Copy every line of the entries that has the string "name" in it.

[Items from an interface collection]
══════

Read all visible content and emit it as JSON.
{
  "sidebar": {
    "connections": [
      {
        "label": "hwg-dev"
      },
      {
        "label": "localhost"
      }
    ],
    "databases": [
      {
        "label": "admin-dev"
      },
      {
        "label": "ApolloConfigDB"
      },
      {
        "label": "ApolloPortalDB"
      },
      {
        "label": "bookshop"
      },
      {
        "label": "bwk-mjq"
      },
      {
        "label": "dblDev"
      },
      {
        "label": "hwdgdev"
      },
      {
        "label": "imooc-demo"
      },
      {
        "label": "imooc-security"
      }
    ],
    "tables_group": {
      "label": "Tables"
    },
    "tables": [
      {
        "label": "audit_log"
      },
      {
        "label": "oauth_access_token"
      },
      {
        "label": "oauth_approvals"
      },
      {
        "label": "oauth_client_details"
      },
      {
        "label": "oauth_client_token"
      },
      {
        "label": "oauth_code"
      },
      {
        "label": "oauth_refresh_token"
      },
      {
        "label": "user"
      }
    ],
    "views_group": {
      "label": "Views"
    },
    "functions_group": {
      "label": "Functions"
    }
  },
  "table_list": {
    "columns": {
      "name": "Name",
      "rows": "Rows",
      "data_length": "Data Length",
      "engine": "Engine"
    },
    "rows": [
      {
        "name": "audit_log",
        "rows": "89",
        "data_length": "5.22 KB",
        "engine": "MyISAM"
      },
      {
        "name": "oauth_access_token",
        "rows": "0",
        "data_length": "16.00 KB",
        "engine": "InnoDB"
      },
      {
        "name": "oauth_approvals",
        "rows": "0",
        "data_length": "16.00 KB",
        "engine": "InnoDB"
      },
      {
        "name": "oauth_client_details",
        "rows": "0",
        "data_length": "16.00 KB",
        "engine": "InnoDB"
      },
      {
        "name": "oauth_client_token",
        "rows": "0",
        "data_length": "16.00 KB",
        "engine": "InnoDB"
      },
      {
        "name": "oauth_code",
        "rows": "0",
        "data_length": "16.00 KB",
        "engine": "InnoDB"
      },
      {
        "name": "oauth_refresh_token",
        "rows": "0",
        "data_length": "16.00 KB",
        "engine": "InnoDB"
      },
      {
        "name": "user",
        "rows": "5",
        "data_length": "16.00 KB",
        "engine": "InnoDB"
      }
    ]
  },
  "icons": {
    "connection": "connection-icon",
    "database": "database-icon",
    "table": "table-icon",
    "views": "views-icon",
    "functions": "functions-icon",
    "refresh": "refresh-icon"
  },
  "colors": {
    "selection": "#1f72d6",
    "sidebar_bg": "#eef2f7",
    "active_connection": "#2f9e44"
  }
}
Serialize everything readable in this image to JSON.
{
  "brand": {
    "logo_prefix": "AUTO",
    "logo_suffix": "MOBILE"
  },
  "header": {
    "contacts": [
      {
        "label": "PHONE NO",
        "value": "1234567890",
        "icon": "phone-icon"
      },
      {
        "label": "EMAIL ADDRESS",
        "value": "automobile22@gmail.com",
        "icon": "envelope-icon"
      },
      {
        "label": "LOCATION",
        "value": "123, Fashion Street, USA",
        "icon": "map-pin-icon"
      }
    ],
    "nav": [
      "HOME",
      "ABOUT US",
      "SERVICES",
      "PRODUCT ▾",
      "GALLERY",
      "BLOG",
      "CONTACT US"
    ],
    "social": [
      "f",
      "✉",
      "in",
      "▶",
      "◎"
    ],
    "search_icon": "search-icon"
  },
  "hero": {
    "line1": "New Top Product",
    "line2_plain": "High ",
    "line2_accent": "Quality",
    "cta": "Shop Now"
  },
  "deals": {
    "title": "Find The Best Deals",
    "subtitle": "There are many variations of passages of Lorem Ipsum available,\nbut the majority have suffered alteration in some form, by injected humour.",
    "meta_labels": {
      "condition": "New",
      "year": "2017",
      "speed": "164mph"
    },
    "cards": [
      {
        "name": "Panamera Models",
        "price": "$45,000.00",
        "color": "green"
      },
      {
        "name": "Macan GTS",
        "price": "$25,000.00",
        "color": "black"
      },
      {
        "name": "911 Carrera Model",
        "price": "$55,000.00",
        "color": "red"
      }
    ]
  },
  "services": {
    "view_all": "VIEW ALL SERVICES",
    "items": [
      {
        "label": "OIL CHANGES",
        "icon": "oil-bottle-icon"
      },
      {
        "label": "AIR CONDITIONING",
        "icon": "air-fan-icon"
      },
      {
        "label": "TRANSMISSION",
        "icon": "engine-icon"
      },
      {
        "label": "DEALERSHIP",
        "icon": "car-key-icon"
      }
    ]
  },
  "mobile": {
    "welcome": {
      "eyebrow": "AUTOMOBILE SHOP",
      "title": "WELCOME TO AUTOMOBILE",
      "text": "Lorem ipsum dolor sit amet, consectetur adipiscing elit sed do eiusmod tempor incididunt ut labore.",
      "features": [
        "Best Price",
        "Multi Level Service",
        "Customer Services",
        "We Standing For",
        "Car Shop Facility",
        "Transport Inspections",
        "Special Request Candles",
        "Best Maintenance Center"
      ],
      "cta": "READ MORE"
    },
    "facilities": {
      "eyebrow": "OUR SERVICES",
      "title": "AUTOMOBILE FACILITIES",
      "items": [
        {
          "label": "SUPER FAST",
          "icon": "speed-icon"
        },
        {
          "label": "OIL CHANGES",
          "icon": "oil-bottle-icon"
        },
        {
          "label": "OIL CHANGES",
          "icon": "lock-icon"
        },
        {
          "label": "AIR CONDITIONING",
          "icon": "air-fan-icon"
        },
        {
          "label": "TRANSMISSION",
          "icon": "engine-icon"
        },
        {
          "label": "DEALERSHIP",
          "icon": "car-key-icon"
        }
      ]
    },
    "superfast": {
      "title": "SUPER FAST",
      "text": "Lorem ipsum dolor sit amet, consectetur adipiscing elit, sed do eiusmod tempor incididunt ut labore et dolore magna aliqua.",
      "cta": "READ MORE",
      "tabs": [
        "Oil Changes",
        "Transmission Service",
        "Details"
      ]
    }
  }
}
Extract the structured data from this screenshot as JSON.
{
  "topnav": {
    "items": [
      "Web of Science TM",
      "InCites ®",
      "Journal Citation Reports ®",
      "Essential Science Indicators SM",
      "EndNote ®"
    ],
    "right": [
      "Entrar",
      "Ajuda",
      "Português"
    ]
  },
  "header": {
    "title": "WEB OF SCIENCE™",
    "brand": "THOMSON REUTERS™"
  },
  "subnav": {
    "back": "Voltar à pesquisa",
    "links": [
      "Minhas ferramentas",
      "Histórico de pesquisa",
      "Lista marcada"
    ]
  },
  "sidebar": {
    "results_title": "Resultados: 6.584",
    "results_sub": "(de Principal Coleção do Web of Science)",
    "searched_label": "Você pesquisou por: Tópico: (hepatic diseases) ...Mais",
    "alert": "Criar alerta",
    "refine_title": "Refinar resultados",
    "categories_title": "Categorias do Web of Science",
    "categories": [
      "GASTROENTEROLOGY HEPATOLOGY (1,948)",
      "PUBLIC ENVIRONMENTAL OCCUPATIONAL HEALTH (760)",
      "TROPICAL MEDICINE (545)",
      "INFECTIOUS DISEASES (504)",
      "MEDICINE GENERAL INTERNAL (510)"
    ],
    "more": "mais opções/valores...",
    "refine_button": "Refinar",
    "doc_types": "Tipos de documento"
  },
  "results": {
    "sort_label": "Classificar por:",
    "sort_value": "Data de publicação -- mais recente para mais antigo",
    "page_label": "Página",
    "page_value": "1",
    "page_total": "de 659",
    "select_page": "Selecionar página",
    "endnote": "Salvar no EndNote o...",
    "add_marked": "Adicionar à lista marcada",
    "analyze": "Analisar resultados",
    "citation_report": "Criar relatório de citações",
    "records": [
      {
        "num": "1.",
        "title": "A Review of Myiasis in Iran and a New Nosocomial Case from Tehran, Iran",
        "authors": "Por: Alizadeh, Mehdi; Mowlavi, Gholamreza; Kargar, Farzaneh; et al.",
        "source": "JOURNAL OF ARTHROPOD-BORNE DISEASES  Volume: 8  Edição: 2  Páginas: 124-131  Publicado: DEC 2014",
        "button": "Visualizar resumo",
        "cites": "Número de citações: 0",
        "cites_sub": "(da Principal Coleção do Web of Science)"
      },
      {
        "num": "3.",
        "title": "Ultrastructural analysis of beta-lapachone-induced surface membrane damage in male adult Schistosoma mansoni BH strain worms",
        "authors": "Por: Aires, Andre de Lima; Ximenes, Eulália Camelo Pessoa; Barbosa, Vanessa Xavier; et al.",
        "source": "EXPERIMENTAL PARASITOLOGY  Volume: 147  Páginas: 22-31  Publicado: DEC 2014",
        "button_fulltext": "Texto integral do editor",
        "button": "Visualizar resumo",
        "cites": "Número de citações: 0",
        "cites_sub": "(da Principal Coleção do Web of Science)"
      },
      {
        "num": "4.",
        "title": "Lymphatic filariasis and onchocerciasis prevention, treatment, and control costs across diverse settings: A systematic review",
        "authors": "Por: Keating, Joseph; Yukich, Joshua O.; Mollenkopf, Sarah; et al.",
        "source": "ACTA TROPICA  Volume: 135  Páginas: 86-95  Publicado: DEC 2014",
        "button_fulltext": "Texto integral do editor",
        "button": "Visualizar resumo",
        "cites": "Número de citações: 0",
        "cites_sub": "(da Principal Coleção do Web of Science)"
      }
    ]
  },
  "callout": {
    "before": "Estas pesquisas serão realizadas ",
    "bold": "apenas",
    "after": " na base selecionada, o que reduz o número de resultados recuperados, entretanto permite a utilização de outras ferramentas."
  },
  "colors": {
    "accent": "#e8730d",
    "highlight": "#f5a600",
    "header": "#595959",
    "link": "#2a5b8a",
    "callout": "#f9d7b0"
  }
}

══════

- Answer to this exercise -
      "name": "Name",
        "name": "audit_log",
        "name": "oauth_access_token",
        "name": "oauth_approvals",
        "name": "oauth_client_details",
        "name": "oauth_client_token",
        "name": "oauth_code",
        "name": "oauth_refresh_token",
        "name": "user",
        "name": "Panamera Models",
        "name": "Macan GTS",
        "name": "911 Carrera Model",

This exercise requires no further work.